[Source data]
[Start of Attachment]

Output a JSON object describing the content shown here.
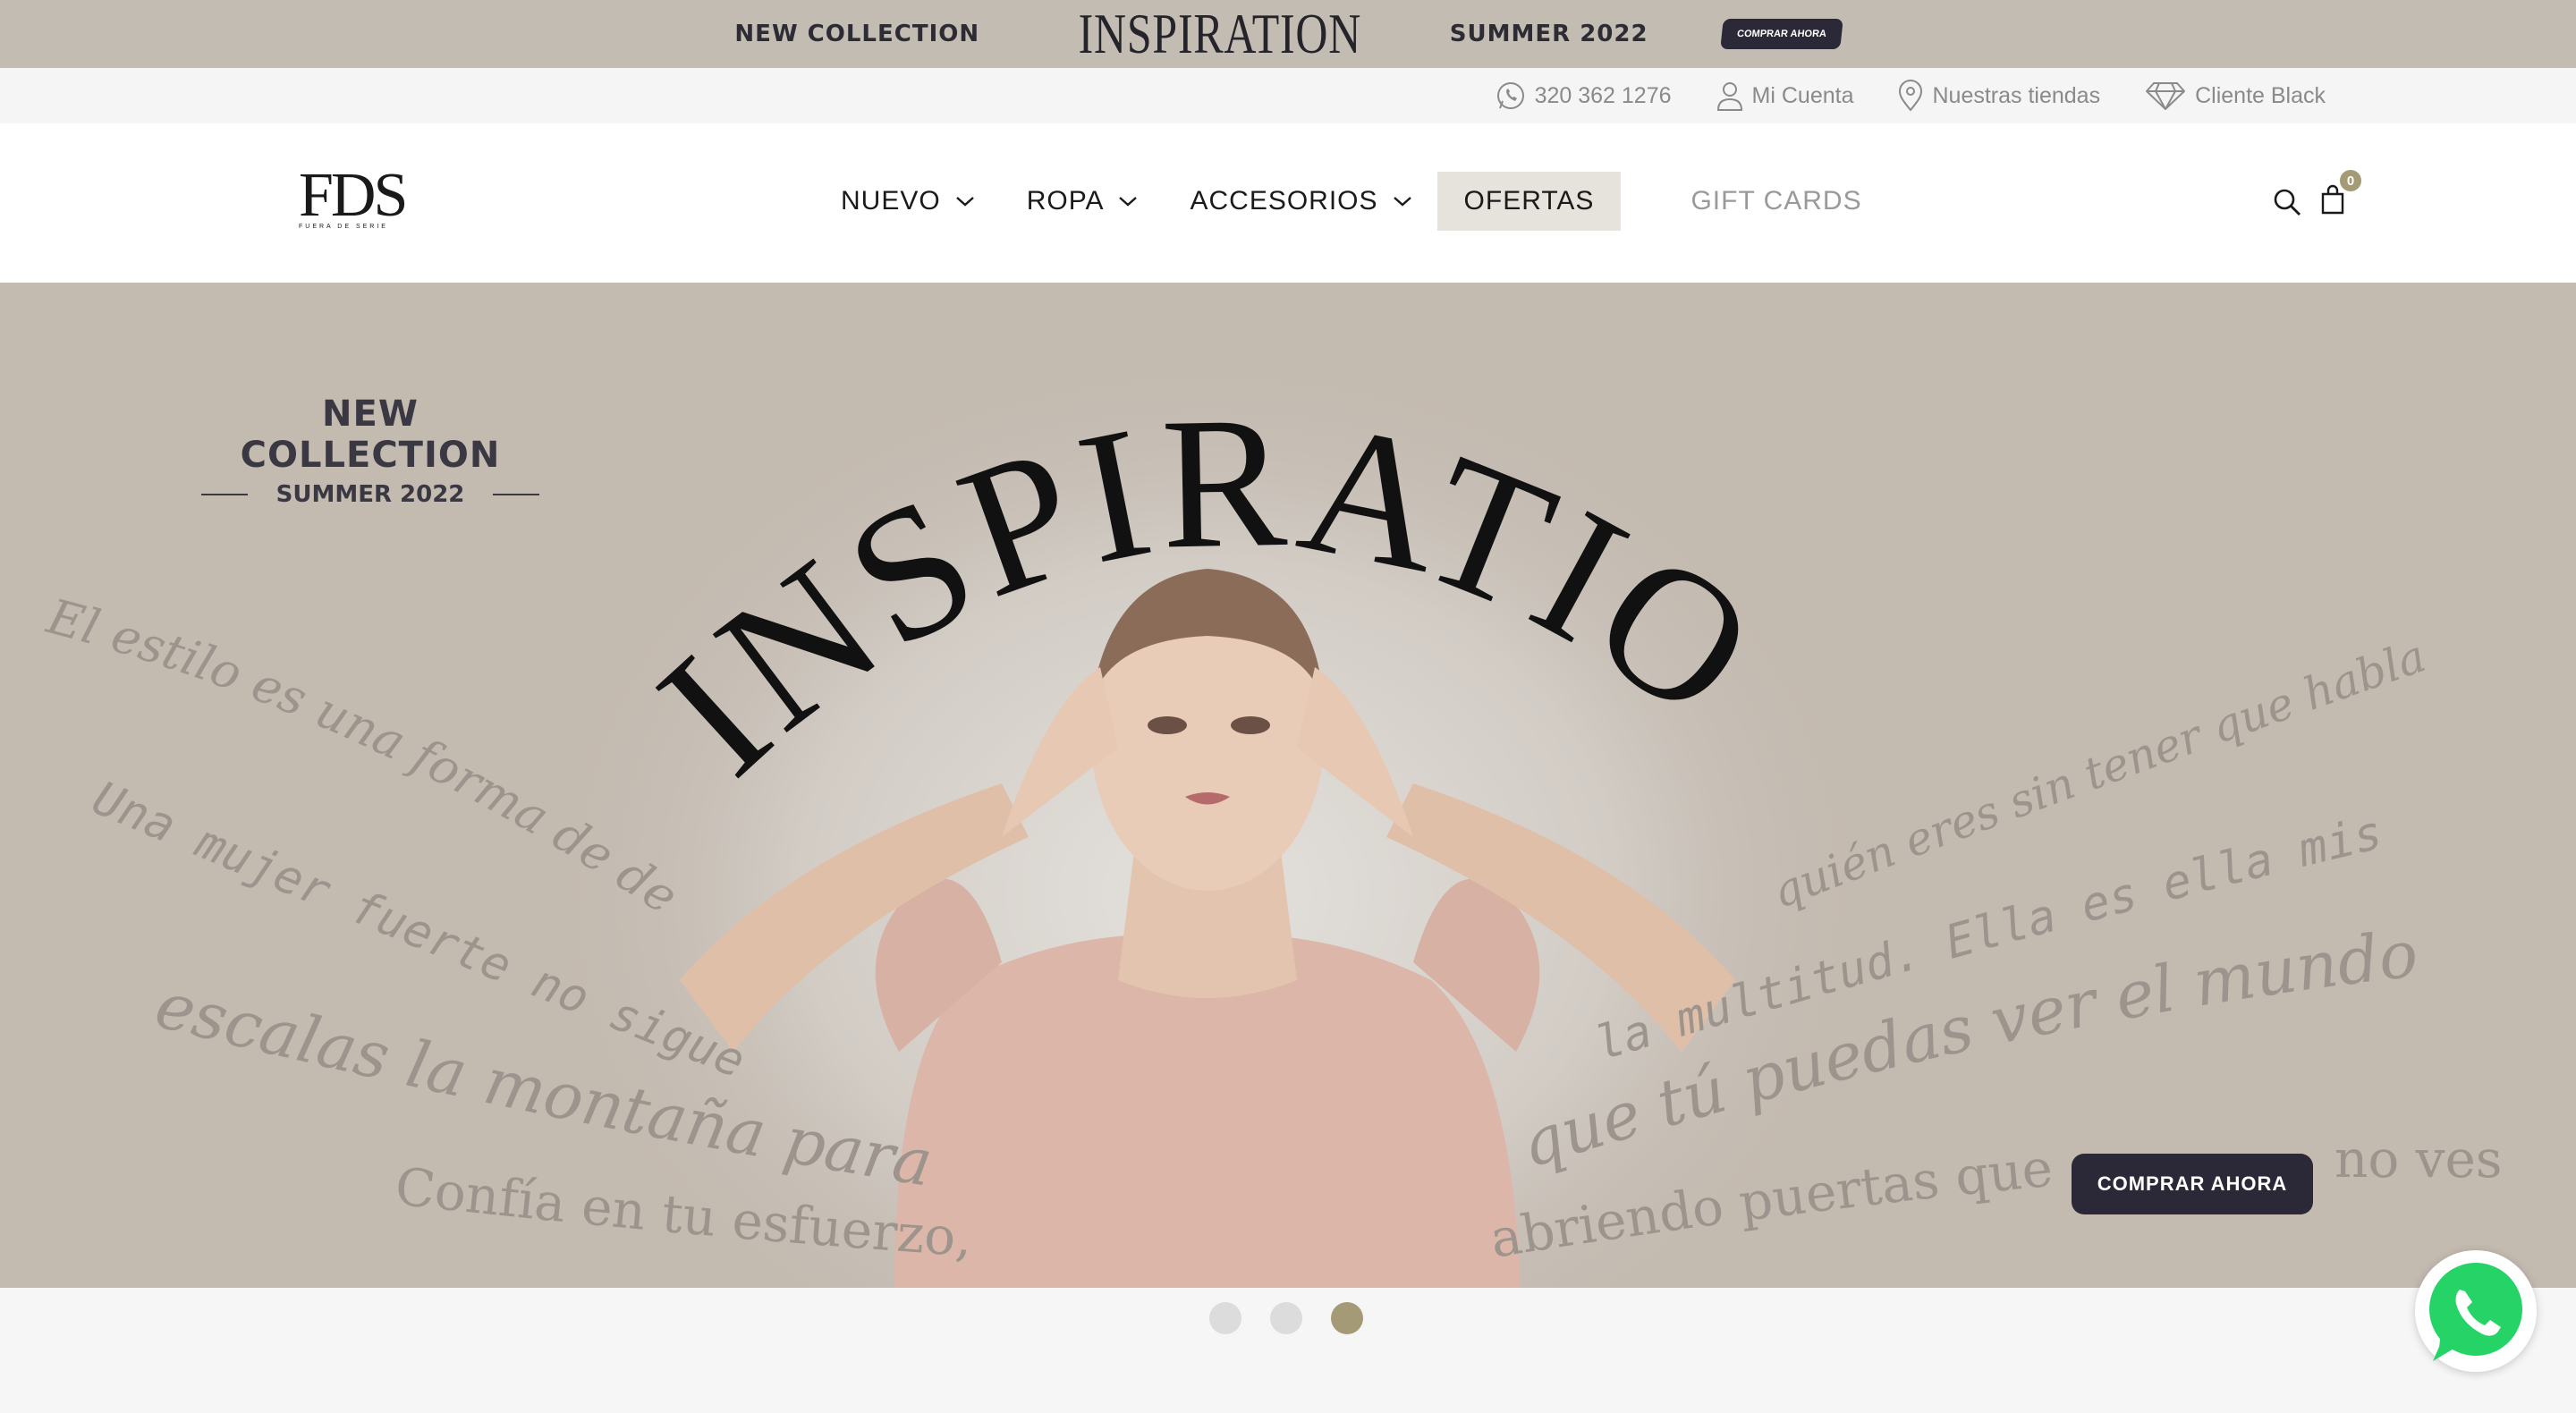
{
  "promo_bar": {
    "left_text": "NEW COLLECTION",
    "center_text": "INSPIRATION",
    "right_text": "SUMMER 2022",
    "button_label": "COMPRAR AHORA"
  },
  "utility_bar": {
    "phone": "320 362 1276",
    "account": "Mi Cuenta",
    "stores": "Nuestras tiendas",
    "vip": "Cliente Black",
    "icons": [
      "whatsapp-icon",
      "user-icon",
      "location-pin-icon",
      "diamond-icon"
    ]
  },
  "header": {
    "logo_main": "FDS",
    "logo_sub": "FUERA DE SERIE",
    "nav": [
      {
        "label": "NUEVO",
        "has_dropdown": true
      },
      {
        "label": "ROPA",
        "has_dropdown": true
      },
      {
        "label": "ACCESORIOS",
        "has_dropdown": true
      },
      {
        "label": "OFERTAS",
        "has_dropdown": false
      },
      {
        "label": "GIFT CARDS",
        "has_dropdown": false
      }
    ],
    "cart_count": "0",
    "icons": [
      "search-icon",
      "shopping-bag-icon"
    ]
  },
  "hero": {
    "collection_title": "NEW COLLECTION",
    "collection_sub": "SUMMER 2022",
    "headline": "INSPIRATION",
    "quotes": [
      "El estilo es una forma de decir",
      "quién eres sin tener que hablar",
      "Una mujer fuerte no sigue a",
      "la multitud. Ella es ella misma",
      "escalas la montaña para",
      "que tú puedas ver el mundo",
      "Confía en tu esfuerzo, estas",
      "abriendo puertas que aún",
      "no ves"
    ],
    "cta_label": "COMPRAR AHORA"
  },
  "carousel": {
    "slides": 3,
    "active_index": 3
  },
  "colors": {
    "accent": "#a49a76",
    "dark": "#2b2937",
    "hero_bg": "#c3bab0",
    "promo_bg": "#c2bcb3",
    "offer_bg": "#e6e2dc",
    "whatsapp": "#25d366"
  }
}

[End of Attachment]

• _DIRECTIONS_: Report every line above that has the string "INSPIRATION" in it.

• _WRITTEN RESPONSE_:
    "center_text": "INSPIRATION",
    "headline": "INSPIRATION",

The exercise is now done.